# Task details
Repeat every record exactly, but omit the images.

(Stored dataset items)
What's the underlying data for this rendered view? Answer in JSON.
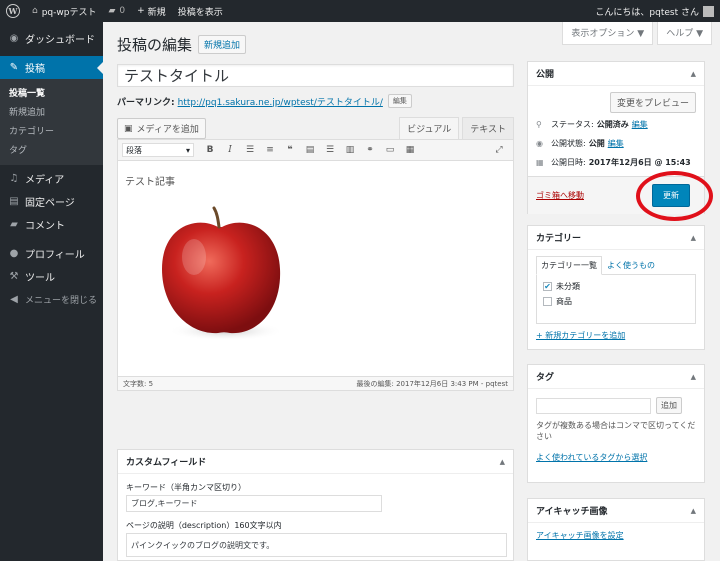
{
  "adminbar": {
    "site_name": "pq-wpテスト",
    "comments_count": "0",
    "new_label": "新規",
    "view_post": "投稿を表示",
    "greeting": "こんにちは、pqtest さん"
  },
  "sidebar": {
    "dashboard": "ダッシュボード",
    "posts": "投稿",
    "sub": [
      "投稿一覧",
      "新規追加",
      "カテゴリー",
      "タグ"
    ],
    "media": "メディア",
    "pages": "固定ページ",
    "comments": "コメント",
    "profile": "プロフィール",
    "tools": "ツール",
    "collapse": "メニューを閉じる"
  },
  "screen_meta": {
    "options": "表示オプション ▼",
    "help": "ヘルプ ▼"
  },
  "main": {
    "page_title": "投稿の編集",
    "add_new": "新規追加",
    "post_title": "テストタイトル",
    "permalink_label": "パーマリンク:",
    "permalink_url": "http://pq1.sakura.ne.jp/wptest/テストタイトル/",
    "edit_label": "編集",
    "add_media": "メディアを追加",
    "tab_visual": "ビジュアル",
    "tab_text": "テキスト",
    "format_select": "段落",
    "content_text": "テスト記事",
    "word_count": "文字数: 5",
    "last_edited": "最後の編集: 2017年12月6日 3:43 PM - pqtest"
  },
  "custom_fields": {
    "heading": "カスタムフィールド",
    "keyword_label": "キーワード（半角カンマ区切り）",
    "keyword_value": "ブログ,キーワード",
    "desc_label": "ページの説明（description）160文字以内",
    "desc_value": "パインクイックのブログの説明文です。"
  },
  "publish": {
    "heading": "公開",
    "preview": "変更をプレビュー",
    "status_label": "ステータス:",
    "status_value": "公開済み",
    "visibility_label": "公開状態:",
    "visibility_value": "公開",
    "date_label": "公開日時:",
    "date_value": "2017年12月6日 @ 15:43",
    "edit": "編集",
    "trash": "ゴミ箱へ移動",
    "update": "更新"
  },
  "categories": {
    "heading": "カテゴリー",
    "tab_all": "カテゴリー一覧",
    "tab_popular": "よく使うもの",
    "items": [
      "未分類",
      "商品"
    ],
    "add_new": "+ 新規カテゴリーを追加"
  },
  "tags": {
    "heading": "タグ",
    "add": "追加",
    "hint": "タグが複数ある場合はコンマで区切ってください",
    "popular_link": "よく使われているタグから選択"
  },
  "featured": {
    "heading": "アイキャッチ画像",
    "set_link": "アイキャッチ画像を設定"
  },
  "colors": {
    "admin_dark": "#23282d",
    "accent": "#0073aa",
    "primary_button": "#0085ba",
    "highlight_ring": "#e0101a"
  }
}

# Worked solution
What's the underlying data for this rendered view? Answer in JSON.
{
  "adminbar": {
    "site_name": "pq-wpテスト",
    "comments_count": "0",
    "new_label": "新規",
    "view_post": "投稿を表示",
    "greeting": "こんにちは、pqtest さん"
  },
  "sidebar": {
    "dashboard": "ダッシュボード",
    "posts": "投稿",
    "sub": [
      "投稿一覧",
      "新規追加",
      "カテゴリー",
      "タグ"
    ],
    "media": "メディア",
    "pages": "固定ページ",
    "comments": "コメント",
    "profile": "プロフィール",
    "tools": "ツール",
    "collapse": "メニューを閉じる"
  },
  "screen_meta": {
    "options": "表示オプション ▼",
    "help": "ヘルプ ▼"
  },
  "main": {
    "page_title": "投稿の編集",
    "add_new": "新規追加",
    "post_title": "テストタイトル",
    "permalink_label": "パーマリンク:",
    "permalink_url": "http://pq1.sakura.ne.jp/wptest/テストタイトル/",
    "edit_label": "編集",
    "add_media": "メディアを追加",
    "tab_visual": "ビジュアル",
    "tab_text": "テキスト",
    "format_select": "段落",
    "content_text": "テスト記事",
    "word_count": "文字数: 5",
    "last_edited": "最後の編集: 2017年12月6日 3:43 PM - pqtest"
  },
  "custom_fields": {
    "heading": "カスタムフィールド",
    "keyword_label": "キーワード（半角カンマ区切り）",
    "keyword_value": "ブログ,キーワード",
    "desc_label": "ページの説明（description）160文字以内",
    "desc_value": "パインクイックのブログの説明文です。"
  },
  "publish": {
    "heading": "公開",
    "preview": "変更をプレビュー",
    "status_label": "ステータス:",
    "status_value": "公開済み",
    "visibility_label": "公開状態:",
    "visibility_value": "公開",
    "date_label": "公開日時:",
    "date_value": "2017年12月6日 @ 15:43",
    "edit": "編集",
    "trash": "ゴミ箱へ移動",
    "update": "更新"
  },
  "categories": {
    "heading": "カテゴリー",
    "tab_all": "カテゴリー一覧",
    "tab_popular": "よく使うもの",
    "items": [
      "未分類",
      "商品"
    ],
    "add_new": "+ 新規カテゴリーを追加"
  },
  "tags": {
    "heading": "タグ",
    "add": "追加",
    "hint": "タグが複数ある場合はコンマで区切ってください",
    "popular_link": "よく使われているタグから選択"
  },
  "featured": {
    "heading": "アイキャッチ画像",
    "set_link": "アイキャッチ画像を設定"
  },
  "colors": {
    "admin_dark": "#23282d",
    "accent": "#0073aa",
    "primary_button": "#0085ba",
    "highlight_ring": "#e0101a"
  }
}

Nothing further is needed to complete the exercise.